WAITING FOR THE NUMBER 31
What is it about waiting for a bus that makes you assess and analyse your life with toothpick detection? I am early for the 3:17. Not unbelievably, embarrassingly early, but early enough. Sensibly so. And yet, what is it about waiting for a bus that draws pity from passing cars? Like they know I've been stood up before I do.
I kick at a fallen leaf (not its fault, poor thing). I study the slats of the Vine Cottage roof with PhD intent, until a nervy face in the window warns me to back off. I smile at a small cross little girl who is sucking her thumb in the comfort of her mother's Fiat Volvo, but even she shakes her head, like she knows.
I hitch my bag a little higher and think murderous thoughts about the weatherman who claimed rain, but isn't that the sun snickering at me behind a pathetically spineless cloud? I am far too warmly dressed.
3:22. I whip my head around at every sound; every vehicle on God's earth sashays past me, some not even bothering with the up-and-down look of pity. They just move straight on to
reflected humiliation. Get a life! they seem to suggest. Get a car! Walk! Do something!
What is it about waiting for a bus that slows time right down to the wettest and thickest of crawls? In a small village that only contains a telephone booth library and a fish and chips, you stand out when you are stood up.
I grit my teeth. I breathe. I start to walk home, with dignity. I will not under any circumstances, run, even if... just if... that bus shows up now.
That bus is the number 31. I have a profound love/hate relationship with that bus. I love its very existence and I hate how infrequent its existence is. Once I miss the 3:17 there are no more buses until the next day and then there will be only three, at
10:07am 1:17pm 3:17pm
Here, in Little Shelford, we are at the mercy of a fateful decision. The number 31 is in danger of being scrapped. Not the bus itself, of course, just us being on the route. A sense of lethargy could easily prevail here, especially among those who have a car. I don’t drive. One reason among many: glaucoma.
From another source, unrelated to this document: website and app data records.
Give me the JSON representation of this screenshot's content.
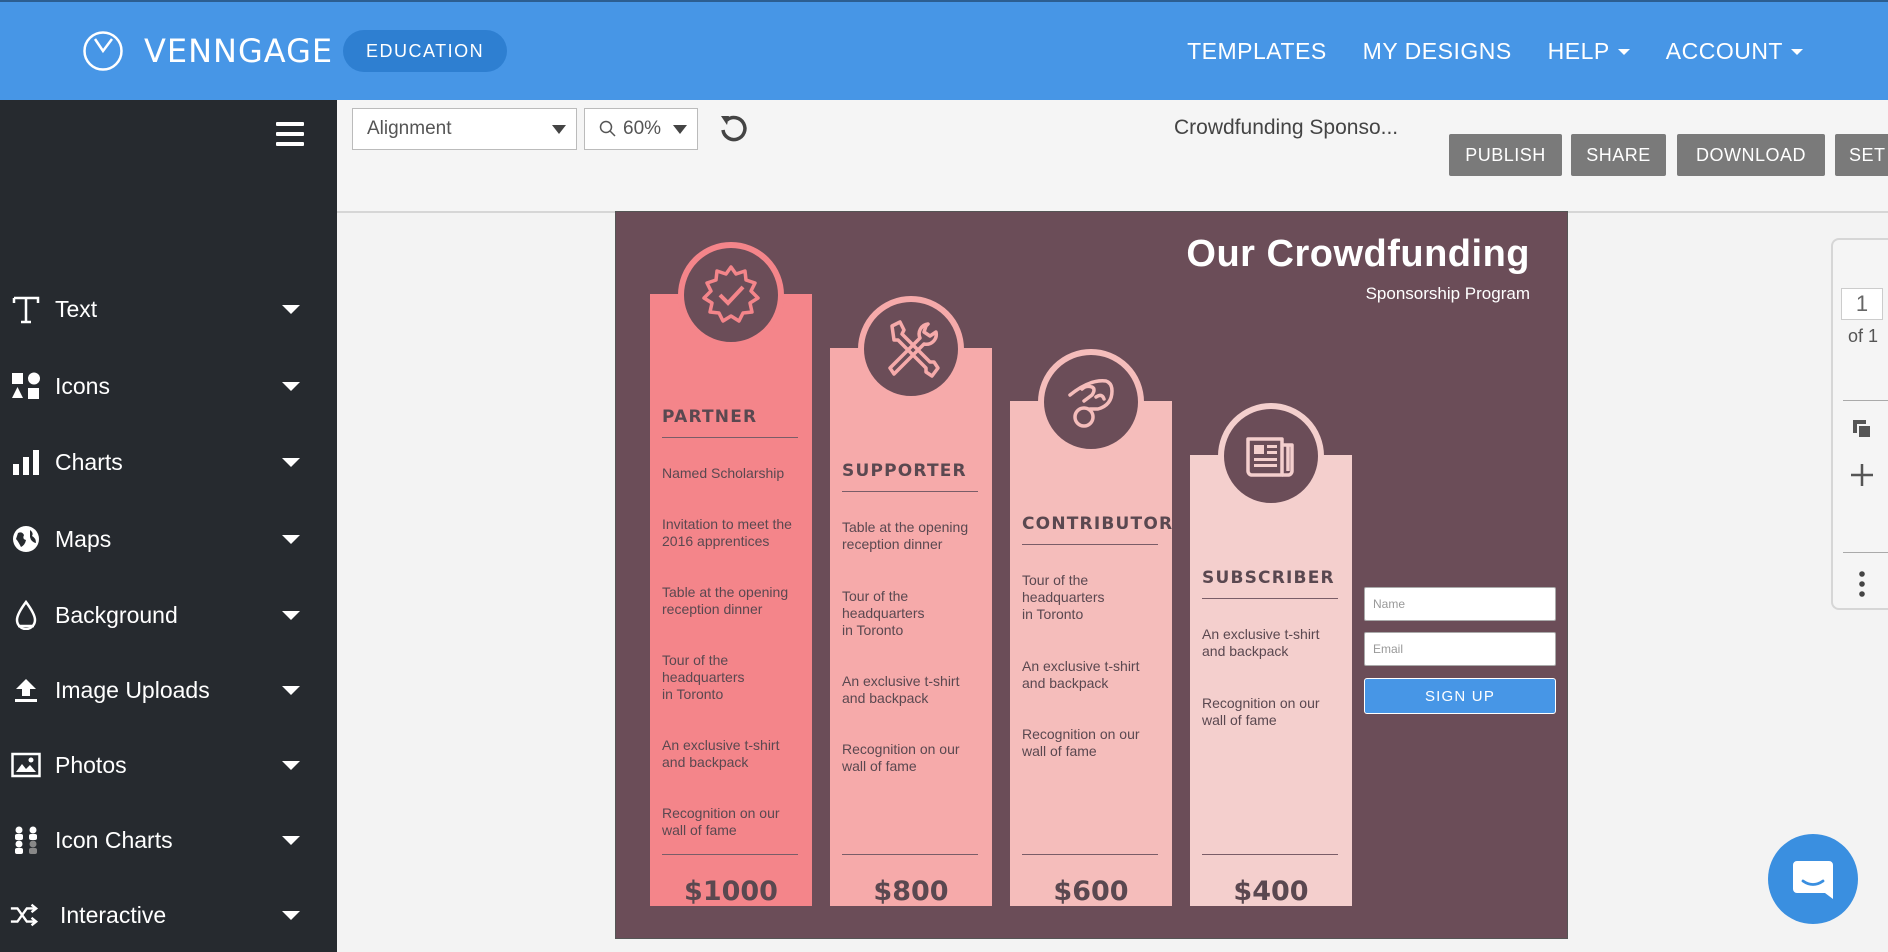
{
  "app": {
    "brand": "VENNGAGE",
    "badge": "EDUCATION",
    "nav": [
      {
        "label": "TEMPLATES",
        "dropdown": false
      },
      {
        "label": "MY DESIGNS",
        "dropdown": false
      },
      {
        "label": "HELP",
        "dropdown": true
      },
      {
        "label": "ACCOUNT",
        "dropdown": true
      }
    ]
  },
  "sidebar": {
    "items": [
      {
        "label": "Text",
        "icon": "text-icon"
      },
      {
        "label": "Icons",
        "icon": "shapes-icon"
      },
      {
        "label": "Charts",
        "icon": "bar-chart-icon"
      },
      {
        "label": "Maps",
        "icon": "globe-icon"
      },
      {
        "label": "Background",
        "icon": "droplet-icon"
      },
      {
        "label": "Image Uploads",
        "icon": "upload-icon"
      },
      {
        "label": "Photos",
        "icon": "image-icon"
      },
      {
        "label": "Icon Charts",
        "icon": "people-icon"
      },
      {
        "label": "Interactive",
        "icon": "shuffle-icon"
      }
    ]
  },
  "toolbar": {
    "alignment": "Alignment",
    "zoom": "60%",
    "doc_title": "Crowdfunding Sponso...",
    "buttons": {
      "publish": "PUBLISH",
      "share": "SHARE",
      "download": "DOWNLOAD",
      "settings": "SET"
    }
  },
  "design": {
    "title": "Our Crowdfunding",
    "subtitle": "Sponsorship Program",
    "tiers": [
      {
        "name": "PARTNER",
        "price": "$1000",
        "color": "#f4858a",
        "icon": "badge-check-icon",
        "benefits": [
          "Named Scholarship",
          "Invitation to meet the\n2016 apprentices",
          "Table at the opening\nreception dinner",
          "Tour of the\nheadquarters\nin Toronto",
          "An exclusive t-shirt\nand backpack",
          "Recognition on our\nwall of fame"
        ]
      },
      {
        "name": "SUPPORTER",
        "price": "$800",
        "color": "#f6aaaa",
        "icon": "tools-icon",
        "benefits": [
          "Table at the opening\nreception dinner",
          "Tour of the\nheadquarters\nin Toronto",
          "An exclusive t-shirt\nand backpack",
          "Recognition on our\nwall of fame"
        ]
      },
      {
        "name": "CONTRIBUTOR",
        "price": "$600",
        "color": "#f5bdbb",
        "icon": "hand-coin-icon",
        "benefits": [
          "Tour of the\nheadquarters\nin Toronto",
          "An exclusive t-shirt\nand backpack",
          "Recognition on our\nwall of fame"
        ]
      },
      {
        "name": "SUBSCRIBER",
        "price": "$400",
        "color": "#f4cfcd",
        "icon": "newspaper-icon",
        "benefits": [
          "An exclusive t-shirt\nand backpack",
          "Recognition on our\nwall of fame"
        ]
      }
    ],
    "form": {
      "name_placeholder": "Name",
      "email_placeholder": "Email",
      "submit": "SIGN UP"
    }
  },
  "pages": {
    "current": "1",
    "total_label": "of 1"
  }
}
According to last month’s bus survey, 66% of Little Shelfordians would use the bus if only it ran more frequently with only a paltry 11% being disinterested. Surely these are promising numbers? 37% long for a one-hourly service while 45% would be prepared to accept a two-hourly service. Anything would surely be better than the dust motes that gather while we wait like surly teenagers for the elusive 31?
You just want to shop! I hear you snigger. Yes, shopping in Cambridge is high on my list. Alongside the theatre, cinema, central library and my university classes… but also the nearer prospect of the clinic, shops, bank and library in Great Shelford. And in between those, the shadow of Addenbrooke’s which looms over my life. I have appointments at the hospital every few weeks of every month of every year. I spend hours waiting inside various departments of Addenbrooke’s - waiting extra hours because of a sparse bus service makes life untenable. My mother is wonderful, as are kind friends. But oh, to have a trustworthy independent travelling system close at hand.
Of course, the 31 does take the most extraordinarily long and arduous route – I sometimes feel as though I might end up in Oxford or Brighton or Timbuktoo… but that’s a small quibble.
Imagine a bus service that trundled by more frequently. No more embarrassing dithering outside the Sycamore, feigning nonchalance… it would feel like cakes falling from the sky, like summer all year round… most of all, it would feel like dignity.